§ What you should do: Every line in the records below with the string "JSON" is to be copied out.

+++ Available records +++

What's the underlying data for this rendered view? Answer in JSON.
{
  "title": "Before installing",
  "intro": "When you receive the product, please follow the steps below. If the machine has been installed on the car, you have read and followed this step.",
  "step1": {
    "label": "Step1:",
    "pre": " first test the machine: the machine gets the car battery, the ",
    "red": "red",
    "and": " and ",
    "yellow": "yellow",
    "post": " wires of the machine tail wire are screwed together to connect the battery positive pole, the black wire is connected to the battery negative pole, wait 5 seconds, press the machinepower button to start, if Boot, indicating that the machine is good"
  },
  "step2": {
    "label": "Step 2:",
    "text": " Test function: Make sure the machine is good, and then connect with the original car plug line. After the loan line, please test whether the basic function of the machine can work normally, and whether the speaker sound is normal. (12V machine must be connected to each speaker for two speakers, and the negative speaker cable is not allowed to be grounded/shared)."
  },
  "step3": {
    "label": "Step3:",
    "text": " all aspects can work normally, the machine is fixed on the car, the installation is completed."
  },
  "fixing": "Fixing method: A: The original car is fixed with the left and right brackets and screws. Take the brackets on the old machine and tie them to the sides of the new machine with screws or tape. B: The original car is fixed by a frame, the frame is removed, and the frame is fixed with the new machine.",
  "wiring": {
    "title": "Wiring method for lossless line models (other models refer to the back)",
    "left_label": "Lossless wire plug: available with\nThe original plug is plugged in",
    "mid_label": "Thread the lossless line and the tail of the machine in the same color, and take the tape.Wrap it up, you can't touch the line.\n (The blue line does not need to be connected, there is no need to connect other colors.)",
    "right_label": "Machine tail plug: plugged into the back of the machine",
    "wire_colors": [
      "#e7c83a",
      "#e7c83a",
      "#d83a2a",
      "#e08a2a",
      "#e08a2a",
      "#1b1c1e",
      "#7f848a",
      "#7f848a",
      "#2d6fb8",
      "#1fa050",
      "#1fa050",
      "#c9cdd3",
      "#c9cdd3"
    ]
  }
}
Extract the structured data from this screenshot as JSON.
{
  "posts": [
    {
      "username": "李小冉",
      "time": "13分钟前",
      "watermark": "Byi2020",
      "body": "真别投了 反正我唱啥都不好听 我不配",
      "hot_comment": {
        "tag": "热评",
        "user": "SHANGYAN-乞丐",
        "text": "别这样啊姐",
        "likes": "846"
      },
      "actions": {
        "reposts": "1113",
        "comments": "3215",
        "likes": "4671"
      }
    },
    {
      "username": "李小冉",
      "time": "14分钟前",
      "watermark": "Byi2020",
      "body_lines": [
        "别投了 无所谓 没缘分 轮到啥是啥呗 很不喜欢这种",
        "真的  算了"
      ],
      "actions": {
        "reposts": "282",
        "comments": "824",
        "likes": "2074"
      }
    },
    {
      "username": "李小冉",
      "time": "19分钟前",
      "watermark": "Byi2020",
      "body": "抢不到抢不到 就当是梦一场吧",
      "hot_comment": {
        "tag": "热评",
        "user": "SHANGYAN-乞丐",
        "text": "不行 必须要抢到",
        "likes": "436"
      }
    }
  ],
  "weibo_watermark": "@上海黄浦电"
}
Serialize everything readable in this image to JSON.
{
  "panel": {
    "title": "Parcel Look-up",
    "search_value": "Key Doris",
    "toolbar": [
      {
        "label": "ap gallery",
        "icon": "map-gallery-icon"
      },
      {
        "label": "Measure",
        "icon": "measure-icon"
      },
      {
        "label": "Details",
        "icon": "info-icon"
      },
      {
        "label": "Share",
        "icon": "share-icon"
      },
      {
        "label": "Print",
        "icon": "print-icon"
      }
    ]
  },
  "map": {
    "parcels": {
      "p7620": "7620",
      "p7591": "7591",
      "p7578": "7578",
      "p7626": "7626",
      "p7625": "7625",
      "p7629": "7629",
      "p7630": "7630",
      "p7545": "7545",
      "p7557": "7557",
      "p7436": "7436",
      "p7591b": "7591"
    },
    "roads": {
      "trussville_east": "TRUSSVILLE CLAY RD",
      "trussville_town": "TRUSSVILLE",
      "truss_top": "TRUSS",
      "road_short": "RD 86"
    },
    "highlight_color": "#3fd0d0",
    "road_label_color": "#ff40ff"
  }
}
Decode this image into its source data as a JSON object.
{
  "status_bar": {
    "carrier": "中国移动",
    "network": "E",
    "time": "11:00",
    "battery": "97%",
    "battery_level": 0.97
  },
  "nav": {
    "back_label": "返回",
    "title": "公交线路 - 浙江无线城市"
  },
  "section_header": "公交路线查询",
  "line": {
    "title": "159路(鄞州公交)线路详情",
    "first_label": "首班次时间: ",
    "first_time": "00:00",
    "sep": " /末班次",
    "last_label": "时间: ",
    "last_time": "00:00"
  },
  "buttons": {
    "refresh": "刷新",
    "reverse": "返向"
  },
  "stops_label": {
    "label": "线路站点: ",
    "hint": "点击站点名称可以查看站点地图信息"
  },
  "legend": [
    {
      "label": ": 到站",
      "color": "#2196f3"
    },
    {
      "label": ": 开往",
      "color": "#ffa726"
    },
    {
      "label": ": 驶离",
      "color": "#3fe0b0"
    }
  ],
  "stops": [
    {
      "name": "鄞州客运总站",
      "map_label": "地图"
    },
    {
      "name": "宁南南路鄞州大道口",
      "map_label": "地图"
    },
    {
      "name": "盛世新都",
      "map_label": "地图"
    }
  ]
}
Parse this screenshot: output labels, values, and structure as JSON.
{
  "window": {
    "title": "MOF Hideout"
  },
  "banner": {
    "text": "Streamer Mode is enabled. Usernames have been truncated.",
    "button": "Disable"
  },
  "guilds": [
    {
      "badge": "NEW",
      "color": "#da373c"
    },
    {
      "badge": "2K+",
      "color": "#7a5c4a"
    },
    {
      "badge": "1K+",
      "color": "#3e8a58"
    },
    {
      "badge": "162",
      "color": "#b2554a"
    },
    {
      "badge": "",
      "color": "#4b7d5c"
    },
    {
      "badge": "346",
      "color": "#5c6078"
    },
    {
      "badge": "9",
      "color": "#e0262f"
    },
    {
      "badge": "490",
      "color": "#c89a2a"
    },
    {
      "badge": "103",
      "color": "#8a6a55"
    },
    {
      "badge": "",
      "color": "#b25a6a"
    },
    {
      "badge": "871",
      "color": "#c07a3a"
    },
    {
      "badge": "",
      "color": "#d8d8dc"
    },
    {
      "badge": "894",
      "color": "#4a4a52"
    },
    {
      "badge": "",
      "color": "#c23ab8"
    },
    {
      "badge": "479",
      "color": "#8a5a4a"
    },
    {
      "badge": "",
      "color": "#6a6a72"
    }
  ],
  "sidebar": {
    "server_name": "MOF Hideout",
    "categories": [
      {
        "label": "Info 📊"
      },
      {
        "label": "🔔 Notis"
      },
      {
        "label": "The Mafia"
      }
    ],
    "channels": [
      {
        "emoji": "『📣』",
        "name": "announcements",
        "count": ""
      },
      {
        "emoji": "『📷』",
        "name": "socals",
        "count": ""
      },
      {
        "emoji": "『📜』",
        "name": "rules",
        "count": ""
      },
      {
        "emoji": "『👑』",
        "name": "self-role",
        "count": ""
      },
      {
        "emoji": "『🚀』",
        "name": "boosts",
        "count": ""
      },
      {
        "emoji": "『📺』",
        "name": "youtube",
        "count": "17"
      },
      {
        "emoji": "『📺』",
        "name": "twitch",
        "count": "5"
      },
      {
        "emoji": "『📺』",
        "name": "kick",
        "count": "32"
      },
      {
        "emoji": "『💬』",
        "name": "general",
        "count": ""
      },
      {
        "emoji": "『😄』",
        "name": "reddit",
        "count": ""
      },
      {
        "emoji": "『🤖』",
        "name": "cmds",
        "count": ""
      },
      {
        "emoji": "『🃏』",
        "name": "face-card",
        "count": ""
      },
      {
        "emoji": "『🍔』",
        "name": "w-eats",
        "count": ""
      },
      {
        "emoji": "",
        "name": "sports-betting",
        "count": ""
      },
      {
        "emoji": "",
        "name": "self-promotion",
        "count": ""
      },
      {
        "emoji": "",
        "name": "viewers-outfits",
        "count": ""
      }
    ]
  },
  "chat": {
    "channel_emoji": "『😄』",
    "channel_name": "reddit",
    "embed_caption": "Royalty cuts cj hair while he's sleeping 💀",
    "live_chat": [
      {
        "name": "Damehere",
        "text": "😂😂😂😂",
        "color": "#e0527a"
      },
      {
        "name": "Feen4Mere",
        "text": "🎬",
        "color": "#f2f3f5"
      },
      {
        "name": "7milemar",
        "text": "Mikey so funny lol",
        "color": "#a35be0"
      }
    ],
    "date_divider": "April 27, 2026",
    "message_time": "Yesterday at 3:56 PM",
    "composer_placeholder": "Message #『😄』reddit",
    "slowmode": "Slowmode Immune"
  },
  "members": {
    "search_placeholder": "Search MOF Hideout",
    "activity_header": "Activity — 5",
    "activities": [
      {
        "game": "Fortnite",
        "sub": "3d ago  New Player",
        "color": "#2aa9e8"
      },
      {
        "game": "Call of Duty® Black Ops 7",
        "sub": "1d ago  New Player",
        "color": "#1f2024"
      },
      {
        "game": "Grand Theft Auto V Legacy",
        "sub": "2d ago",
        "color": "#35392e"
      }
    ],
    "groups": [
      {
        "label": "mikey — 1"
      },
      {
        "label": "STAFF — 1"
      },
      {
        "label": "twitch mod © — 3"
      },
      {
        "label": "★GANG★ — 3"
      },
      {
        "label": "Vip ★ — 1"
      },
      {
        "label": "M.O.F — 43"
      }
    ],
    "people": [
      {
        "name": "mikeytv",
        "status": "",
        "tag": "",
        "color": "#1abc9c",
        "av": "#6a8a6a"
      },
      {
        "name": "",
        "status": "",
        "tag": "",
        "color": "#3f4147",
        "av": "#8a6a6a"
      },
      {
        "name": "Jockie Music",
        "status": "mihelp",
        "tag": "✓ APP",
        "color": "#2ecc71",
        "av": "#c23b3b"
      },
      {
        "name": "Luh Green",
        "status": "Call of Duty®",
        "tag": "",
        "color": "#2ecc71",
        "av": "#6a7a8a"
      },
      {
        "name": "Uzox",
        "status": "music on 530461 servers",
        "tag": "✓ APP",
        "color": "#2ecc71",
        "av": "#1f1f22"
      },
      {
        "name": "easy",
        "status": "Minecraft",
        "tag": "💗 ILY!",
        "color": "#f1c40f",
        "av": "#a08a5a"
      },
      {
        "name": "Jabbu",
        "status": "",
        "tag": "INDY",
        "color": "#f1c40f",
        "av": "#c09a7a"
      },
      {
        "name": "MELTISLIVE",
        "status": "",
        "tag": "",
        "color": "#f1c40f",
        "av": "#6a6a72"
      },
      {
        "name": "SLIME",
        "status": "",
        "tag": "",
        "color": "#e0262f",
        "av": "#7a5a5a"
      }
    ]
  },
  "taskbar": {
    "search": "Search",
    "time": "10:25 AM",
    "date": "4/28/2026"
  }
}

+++

§ Task solution:
What's the underlying data for this rendered view? Answer in JSON.
Extract the structured data from this screenshot as JSON.
Serialize everything readable in this image to JSON.
Decode this image into its source data as a JSON object.
Parse this screenshot: output labels, values, and structure as JSON.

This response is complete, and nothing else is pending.